## RECORDS PROVIDED
• • •

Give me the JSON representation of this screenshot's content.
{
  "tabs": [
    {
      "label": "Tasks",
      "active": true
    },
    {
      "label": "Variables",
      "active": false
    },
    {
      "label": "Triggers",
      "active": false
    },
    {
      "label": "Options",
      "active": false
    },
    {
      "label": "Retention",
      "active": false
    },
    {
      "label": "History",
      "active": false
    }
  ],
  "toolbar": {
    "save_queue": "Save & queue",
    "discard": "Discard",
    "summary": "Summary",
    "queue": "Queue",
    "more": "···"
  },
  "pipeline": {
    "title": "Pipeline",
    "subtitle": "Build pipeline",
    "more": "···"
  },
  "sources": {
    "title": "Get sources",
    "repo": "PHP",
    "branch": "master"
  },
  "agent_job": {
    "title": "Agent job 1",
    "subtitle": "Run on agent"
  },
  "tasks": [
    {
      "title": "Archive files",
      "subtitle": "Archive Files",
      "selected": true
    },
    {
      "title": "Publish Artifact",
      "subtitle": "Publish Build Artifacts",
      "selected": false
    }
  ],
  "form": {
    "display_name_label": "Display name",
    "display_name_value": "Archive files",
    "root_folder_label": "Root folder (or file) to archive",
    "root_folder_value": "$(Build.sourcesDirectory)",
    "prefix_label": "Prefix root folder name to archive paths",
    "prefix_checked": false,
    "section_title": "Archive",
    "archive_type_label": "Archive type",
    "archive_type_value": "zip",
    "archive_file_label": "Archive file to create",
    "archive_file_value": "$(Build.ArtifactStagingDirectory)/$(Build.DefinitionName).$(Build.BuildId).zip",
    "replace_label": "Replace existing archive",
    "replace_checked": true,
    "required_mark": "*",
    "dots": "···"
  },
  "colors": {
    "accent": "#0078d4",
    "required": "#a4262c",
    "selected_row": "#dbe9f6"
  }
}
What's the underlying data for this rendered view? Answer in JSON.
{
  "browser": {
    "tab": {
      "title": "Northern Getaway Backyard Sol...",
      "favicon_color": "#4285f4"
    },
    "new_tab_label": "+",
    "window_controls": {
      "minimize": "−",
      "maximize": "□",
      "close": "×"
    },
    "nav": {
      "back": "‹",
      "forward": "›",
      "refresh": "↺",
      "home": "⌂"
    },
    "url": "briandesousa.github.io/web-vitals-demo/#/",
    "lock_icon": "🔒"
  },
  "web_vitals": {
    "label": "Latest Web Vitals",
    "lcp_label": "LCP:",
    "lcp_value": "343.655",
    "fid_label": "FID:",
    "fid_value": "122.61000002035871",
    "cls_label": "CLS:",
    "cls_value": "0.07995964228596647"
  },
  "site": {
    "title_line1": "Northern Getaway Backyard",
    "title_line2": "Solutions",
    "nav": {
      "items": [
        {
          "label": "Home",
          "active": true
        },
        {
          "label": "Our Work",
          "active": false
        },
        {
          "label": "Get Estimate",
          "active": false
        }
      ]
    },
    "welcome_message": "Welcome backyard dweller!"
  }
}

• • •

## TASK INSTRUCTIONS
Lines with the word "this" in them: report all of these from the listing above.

## TASK RESULT
Give me the JSON representation of this screenshot's content.
What's the underlying data for this rendered view? Answer in JSON.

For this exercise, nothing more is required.